▶ [WHAT IS BEING ASKED] Work through the entries that follow and state how many lines contain the word "modified". Only the number is wanted.

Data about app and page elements
::::::::

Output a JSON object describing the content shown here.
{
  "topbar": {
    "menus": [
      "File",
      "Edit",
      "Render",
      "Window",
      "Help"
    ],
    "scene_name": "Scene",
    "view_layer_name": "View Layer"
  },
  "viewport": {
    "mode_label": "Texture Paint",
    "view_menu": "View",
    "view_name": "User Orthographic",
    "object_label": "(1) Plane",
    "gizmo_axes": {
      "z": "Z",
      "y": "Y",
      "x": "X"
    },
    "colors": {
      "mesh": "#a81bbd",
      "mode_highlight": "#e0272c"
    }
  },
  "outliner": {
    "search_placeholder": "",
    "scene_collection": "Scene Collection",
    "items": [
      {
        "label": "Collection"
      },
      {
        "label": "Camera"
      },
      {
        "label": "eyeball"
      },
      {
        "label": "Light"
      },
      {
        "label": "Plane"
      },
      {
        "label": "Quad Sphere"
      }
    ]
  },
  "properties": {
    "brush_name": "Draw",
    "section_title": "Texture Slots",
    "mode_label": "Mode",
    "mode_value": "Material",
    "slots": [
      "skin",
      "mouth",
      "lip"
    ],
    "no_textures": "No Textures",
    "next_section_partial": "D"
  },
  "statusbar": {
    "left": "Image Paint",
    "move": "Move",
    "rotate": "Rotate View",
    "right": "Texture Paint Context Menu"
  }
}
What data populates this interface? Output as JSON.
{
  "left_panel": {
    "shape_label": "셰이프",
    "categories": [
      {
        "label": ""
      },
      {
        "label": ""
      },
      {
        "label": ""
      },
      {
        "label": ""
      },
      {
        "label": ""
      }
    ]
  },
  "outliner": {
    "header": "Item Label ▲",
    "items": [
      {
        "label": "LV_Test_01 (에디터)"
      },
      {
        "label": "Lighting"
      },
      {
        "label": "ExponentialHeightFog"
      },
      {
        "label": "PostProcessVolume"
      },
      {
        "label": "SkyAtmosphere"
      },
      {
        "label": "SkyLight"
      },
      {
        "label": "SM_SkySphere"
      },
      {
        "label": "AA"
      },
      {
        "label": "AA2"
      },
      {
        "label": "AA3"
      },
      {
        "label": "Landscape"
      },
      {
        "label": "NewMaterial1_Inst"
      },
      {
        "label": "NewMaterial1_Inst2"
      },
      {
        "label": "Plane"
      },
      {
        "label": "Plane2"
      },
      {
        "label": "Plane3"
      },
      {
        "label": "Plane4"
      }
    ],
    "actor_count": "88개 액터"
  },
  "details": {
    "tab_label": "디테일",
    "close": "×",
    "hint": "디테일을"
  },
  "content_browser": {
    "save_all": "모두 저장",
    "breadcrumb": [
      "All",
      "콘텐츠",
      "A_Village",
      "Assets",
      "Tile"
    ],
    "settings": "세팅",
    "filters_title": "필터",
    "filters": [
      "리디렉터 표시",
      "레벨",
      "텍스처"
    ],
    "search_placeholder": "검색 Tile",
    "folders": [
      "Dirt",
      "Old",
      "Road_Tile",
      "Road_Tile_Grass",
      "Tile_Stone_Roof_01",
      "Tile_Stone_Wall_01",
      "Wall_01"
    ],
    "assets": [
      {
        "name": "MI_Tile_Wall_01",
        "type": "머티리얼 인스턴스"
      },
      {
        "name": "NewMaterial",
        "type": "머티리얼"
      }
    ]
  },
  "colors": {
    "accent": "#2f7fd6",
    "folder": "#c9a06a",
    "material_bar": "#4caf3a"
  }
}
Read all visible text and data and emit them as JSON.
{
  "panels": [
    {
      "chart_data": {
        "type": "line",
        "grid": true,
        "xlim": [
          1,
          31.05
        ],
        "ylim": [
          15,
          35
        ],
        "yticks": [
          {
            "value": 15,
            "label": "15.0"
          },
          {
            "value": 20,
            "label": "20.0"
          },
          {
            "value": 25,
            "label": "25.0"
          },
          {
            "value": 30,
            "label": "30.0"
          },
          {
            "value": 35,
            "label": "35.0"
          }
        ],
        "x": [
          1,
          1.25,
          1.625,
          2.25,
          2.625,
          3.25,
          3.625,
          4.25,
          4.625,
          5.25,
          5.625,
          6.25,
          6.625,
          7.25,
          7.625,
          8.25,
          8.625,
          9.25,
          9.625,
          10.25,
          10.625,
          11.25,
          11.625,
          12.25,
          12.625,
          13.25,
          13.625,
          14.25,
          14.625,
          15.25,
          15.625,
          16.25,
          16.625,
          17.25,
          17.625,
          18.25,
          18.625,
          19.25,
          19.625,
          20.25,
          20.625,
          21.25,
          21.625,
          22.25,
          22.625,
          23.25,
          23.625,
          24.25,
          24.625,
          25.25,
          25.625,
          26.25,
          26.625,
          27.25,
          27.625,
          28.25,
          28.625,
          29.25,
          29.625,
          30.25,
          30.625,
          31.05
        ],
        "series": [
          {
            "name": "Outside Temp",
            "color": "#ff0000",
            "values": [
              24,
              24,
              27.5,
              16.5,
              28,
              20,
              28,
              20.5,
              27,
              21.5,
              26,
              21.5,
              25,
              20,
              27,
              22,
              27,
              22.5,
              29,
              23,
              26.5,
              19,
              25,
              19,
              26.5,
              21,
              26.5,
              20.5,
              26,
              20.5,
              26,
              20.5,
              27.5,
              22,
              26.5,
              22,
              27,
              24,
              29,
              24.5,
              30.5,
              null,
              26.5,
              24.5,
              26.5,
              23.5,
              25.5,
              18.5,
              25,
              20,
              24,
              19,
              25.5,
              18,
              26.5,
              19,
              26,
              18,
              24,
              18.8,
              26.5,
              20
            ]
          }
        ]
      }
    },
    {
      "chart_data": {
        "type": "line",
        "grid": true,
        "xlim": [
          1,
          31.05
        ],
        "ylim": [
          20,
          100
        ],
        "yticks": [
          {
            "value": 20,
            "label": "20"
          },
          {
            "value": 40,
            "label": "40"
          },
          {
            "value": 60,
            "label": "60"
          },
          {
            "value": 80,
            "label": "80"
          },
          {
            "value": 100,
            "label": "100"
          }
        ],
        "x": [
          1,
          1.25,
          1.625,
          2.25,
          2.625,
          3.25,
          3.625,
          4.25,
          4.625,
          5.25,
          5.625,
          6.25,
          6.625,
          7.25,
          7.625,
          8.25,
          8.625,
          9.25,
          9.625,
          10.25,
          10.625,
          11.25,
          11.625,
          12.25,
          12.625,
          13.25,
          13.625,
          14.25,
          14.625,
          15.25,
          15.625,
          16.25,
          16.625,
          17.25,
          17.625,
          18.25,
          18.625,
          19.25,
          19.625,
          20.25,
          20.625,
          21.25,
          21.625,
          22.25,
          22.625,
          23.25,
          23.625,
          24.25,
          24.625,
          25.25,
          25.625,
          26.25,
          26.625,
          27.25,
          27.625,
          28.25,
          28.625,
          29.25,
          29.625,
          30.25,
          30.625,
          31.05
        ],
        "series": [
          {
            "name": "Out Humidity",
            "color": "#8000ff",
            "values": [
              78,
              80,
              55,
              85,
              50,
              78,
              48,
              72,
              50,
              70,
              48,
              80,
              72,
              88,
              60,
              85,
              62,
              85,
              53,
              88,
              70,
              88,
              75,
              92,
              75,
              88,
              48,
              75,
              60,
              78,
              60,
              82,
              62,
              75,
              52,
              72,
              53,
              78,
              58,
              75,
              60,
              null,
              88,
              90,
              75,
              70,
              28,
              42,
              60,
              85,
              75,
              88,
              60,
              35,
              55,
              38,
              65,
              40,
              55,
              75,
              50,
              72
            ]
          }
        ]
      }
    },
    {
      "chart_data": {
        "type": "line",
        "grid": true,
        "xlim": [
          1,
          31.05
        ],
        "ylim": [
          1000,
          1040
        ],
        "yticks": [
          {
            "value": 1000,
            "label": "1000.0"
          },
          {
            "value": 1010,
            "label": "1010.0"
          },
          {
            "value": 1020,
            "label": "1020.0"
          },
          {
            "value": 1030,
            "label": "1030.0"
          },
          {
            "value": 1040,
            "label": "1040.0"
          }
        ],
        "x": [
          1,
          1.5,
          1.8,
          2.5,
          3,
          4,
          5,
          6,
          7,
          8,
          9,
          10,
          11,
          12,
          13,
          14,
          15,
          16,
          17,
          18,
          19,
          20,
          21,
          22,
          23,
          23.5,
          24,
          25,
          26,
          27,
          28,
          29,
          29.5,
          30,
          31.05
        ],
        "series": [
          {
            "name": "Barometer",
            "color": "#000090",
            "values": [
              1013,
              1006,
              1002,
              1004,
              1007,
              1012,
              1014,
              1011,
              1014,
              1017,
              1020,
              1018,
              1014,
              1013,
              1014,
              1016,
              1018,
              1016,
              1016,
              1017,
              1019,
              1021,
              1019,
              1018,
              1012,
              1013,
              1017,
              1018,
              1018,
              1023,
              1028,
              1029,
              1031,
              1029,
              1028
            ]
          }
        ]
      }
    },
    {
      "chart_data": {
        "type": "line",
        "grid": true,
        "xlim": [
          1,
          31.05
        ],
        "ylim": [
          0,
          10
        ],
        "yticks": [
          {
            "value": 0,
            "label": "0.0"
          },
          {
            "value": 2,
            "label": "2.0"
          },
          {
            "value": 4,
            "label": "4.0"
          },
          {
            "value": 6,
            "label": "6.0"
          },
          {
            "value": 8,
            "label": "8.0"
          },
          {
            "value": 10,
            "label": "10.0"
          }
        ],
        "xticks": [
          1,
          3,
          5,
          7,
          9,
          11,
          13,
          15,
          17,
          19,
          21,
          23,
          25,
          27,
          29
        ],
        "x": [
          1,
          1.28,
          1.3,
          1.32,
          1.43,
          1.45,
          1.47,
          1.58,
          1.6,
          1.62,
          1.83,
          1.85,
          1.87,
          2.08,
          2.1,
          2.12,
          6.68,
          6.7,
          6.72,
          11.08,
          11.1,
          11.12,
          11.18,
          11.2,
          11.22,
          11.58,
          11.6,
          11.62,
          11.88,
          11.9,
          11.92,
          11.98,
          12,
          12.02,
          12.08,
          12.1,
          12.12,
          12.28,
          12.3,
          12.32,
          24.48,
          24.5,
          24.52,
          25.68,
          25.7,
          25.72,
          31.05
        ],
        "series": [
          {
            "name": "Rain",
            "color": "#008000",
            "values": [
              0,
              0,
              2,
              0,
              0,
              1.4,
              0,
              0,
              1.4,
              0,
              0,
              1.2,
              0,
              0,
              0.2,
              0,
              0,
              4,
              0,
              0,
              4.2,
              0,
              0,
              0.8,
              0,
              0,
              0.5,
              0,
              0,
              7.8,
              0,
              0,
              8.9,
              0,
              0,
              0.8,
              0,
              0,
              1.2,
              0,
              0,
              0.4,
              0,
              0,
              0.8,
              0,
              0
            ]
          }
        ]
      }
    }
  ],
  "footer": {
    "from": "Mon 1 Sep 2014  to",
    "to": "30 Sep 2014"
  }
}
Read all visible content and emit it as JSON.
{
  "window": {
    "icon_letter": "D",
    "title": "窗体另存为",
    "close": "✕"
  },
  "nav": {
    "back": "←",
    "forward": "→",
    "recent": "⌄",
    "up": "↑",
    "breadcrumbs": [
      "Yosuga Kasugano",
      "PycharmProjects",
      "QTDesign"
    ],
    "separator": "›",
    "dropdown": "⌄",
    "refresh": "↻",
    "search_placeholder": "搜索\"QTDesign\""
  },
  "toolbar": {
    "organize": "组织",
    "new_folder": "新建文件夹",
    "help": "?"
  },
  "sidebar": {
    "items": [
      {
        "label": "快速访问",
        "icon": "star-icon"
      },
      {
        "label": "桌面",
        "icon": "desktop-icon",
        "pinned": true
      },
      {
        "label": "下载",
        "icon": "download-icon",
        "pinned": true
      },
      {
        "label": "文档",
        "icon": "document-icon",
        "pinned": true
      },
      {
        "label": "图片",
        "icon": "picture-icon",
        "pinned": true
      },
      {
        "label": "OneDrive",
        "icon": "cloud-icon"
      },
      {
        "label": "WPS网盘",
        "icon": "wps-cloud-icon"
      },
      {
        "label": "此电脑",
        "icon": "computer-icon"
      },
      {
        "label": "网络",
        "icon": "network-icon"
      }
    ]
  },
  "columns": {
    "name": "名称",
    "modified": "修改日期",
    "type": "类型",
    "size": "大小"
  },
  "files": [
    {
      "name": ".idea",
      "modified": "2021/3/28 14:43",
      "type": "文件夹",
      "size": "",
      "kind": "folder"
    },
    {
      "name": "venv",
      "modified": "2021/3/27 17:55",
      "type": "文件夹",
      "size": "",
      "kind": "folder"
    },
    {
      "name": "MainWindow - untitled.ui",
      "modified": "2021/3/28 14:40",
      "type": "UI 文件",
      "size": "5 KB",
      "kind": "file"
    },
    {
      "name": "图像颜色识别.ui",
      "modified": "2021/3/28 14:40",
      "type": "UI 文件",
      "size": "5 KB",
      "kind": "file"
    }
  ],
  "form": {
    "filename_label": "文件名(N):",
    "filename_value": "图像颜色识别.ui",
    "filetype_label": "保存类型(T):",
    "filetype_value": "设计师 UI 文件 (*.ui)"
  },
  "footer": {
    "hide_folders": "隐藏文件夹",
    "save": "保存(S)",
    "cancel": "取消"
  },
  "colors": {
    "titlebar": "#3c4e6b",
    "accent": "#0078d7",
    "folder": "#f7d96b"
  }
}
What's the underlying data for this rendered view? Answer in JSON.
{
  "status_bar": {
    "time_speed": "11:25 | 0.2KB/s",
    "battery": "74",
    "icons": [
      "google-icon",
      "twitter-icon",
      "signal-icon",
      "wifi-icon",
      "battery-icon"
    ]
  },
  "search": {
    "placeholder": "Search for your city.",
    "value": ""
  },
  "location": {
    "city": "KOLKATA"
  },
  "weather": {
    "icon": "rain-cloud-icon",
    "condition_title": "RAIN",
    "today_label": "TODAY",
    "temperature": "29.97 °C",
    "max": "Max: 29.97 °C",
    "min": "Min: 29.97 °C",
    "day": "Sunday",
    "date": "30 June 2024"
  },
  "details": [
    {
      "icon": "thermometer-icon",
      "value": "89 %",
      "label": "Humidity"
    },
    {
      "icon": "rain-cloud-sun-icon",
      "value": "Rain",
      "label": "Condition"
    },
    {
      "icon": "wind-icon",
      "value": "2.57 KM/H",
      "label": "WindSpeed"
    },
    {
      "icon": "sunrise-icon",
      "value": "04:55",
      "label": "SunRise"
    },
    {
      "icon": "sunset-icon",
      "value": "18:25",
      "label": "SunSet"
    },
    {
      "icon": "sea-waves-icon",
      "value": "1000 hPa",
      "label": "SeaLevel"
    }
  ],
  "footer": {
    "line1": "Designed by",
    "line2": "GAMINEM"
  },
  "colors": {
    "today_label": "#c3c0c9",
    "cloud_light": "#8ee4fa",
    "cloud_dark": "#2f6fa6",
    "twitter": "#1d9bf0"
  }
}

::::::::

▶ [ANSWER TO THE EXERCISE] 5